● **WORK REQUEST**
Work through the data line by line, gathering every line that has the word "name".

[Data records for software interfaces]
*****

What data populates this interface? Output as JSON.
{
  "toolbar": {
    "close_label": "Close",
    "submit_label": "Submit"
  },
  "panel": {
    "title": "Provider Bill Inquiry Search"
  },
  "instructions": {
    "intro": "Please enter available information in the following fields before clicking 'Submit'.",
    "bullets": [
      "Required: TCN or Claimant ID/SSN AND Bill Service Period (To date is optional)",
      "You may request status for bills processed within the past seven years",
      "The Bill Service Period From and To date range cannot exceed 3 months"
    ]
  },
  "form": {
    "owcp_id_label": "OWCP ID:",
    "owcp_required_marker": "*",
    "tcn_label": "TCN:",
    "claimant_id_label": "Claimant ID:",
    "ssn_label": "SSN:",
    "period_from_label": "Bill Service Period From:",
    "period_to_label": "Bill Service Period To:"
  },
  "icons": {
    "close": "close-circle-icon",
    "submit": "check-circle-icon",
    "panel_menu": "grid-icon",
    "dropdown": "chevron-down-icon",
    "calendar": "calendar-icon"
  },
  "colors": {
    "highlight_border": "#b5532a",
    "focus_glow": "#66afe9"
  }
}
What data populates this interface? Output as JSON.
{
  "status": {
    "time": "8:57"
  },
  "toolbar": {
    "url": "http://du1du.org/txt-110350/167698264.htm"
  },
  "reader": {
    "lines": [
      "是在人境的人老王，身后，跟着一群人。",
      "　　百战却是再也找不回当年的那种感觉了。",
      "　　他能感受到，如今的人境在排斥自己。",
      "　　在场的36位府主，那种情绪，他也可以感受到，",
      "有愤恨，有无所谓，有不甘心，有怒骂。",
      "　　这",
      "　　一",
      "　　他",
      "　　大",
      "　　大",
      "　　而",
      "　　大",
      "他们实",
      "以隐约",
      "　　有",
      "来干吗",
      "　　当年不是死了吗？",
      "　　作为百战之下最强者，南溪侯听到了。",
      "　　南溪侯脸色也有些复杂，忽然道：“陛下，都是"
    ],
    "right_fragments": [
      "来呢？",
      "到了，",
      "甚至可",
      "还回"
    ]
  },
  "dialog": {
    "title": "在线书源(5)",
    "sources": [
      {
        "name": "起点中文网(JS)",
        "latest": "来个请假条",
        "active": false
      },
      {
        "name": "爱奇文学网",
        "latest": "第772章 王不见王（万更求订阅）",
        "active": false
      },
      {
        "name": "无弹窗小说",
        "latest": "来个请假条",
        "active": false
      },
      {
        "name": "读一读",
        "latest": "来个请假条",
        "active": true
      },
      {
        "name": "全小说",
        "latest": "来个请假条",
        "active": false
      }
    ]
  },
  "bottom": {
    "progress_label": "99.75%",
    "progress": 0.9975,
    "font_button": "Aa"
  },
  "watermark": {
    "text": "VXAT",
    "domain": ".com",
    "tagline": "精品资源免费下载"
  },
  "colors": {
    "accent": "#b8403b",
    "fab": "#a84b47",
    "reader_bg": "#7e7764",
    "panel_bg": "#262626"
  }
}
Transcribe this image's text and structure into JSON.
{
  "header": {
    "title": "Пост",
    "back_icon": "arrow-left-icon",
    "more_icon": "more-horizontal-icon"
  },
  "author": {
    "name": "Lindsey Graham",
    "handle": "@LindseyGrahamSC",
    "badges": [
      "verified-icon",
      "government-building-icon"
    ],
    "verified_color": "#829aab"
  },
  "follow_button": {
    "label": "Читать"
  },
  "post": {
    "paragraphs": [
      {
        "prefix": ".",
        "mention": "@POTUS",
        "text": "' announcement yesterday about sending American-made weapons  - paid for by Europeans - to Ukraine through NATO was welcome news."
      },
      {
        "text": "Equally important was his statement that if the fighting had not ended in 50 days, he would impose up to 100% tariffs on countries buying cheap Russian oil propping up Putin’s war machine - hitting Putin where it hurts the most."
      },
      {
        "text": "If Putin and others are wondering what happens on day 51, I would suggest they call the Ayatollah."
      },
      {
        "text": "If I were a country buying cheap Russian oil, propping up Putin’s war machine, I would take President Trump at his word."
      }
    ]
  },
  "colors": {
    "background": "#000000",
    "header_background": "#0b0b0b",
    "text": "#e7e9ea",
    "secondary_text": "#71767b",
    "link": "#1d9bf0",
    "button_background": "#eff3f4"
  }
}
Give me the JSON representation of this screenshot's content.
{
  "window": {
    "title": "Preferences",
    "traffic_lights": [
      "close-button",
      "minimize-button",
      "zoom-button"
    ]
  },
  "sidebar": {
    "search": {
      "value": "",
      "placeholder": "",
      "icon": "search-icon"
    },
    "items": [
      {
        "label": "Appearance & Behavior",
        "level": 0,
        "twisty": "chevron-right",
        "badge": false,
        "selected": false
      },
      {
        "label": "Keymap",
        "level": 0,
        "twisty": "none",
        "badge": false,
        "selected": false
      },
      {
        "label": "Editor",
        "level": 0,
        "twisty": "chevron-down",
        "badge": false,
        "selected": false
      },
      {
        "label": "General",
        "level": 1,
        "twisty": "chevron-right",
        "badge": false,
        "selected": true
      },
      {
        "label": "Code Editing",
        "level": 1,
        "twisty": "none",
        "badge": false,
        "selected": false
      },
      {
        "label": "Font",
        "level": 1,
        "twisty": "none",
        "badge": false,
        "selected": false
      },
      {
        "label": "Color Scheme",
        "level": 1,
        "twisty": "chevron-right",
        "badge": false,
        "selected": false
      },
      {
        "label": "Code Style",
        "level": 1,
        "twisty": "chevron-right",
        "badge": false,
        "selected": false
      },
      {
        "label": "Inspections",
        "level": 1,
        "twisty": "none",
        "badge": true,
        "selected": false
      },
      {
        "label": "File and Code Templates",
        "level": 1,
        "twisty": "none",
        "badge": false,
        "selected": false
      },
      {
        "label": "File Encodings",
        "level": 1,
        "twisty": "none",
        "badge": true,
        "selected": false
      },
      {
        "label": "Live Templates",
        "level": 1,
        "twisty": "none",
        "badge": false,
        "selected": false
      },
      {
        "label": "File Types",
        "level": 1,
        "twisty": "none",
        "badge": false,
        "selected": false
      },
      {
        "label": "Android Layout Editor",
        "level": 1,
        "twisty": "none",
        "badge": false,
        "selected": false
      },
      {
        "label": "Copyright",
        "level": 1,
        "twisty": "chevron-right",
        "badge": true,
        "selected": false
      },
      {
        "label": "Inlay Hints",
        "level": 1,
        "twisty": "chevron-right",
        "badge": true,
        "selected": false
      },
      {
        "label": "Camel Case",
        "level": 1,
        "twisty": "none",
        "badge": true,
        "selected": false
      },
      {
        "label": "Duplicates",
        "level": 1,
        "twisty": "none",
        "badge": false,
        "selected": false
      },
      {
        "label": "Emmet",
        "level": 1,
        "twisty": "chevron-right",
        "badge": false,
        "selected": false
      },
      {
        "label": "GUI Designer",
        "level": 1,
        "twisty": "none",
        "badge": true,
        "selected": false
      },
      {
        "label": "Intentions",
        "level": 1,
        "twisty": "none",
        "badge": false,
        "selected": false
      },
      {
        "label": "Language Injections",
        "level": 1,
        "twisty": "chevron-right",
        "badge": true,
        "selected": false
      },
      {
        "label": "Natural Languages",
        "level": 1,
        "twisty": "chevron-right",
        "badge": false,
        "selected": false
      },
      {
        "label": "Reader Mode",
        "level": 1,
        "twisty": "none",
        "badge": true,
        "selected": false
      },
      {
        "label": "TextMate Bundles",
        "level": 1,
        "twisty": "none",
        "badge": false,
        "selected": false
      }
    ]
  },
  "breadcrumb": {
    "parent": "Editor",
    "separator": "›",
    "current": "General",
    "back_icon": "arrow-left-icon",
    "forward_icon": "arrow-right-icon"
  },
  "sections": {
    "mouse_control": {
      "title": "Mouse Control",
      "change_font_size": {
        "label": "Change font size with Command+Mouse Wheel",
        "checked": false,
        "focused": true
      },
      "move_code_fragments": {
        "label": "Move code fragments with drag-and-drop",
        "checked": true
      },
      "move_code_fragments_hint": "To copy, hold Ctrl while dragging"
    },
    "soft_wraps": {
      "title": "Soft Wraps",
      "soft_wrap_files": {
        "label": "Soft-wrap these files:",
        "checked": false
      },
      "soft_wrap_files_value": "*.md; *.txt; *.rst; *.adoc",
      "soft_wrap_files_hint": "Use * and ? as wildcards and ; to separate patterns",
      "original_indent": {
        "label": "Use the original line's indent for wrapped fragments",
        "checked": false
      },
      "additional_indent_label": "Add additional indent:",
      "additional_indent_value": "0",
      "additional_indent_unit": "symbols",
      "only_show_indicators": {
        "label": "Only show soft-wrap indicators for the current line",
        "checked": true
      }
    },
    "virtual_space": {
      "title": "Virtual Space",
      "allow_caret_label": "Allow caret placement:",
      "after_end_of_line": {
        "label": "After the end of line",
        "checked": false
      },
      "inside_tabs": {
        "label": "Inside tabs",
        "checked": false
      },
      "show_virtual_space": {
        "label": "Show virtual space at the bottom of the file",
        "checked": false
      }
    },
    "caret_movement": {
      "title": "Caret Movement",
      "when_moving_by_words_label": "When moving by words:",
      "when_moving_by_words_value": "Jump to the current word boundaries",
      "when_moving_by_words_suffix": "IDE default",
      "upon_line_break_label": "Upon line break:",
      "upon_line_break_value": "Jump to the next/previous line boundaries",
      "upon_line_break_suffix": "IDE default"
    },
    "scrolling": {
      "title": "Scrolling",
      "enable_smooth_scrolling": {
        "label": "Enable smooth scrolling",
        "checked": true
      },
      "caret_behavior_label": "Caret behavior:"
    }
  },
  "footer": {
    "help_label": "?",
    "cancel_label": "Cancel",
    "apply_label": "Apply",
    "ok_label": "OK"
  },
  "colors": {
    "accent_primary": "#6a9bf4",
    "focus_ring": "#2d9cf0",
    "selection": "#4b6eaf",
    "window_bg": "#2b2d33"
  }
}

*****

● **RESULT**
        "name": "起点中文网(JS)",
        "name": "爱奇文学网",
        "name": "无弹窗小说",
        "name": "读一读",
        "name": "全小说",
    "name": "Lindsey Graham",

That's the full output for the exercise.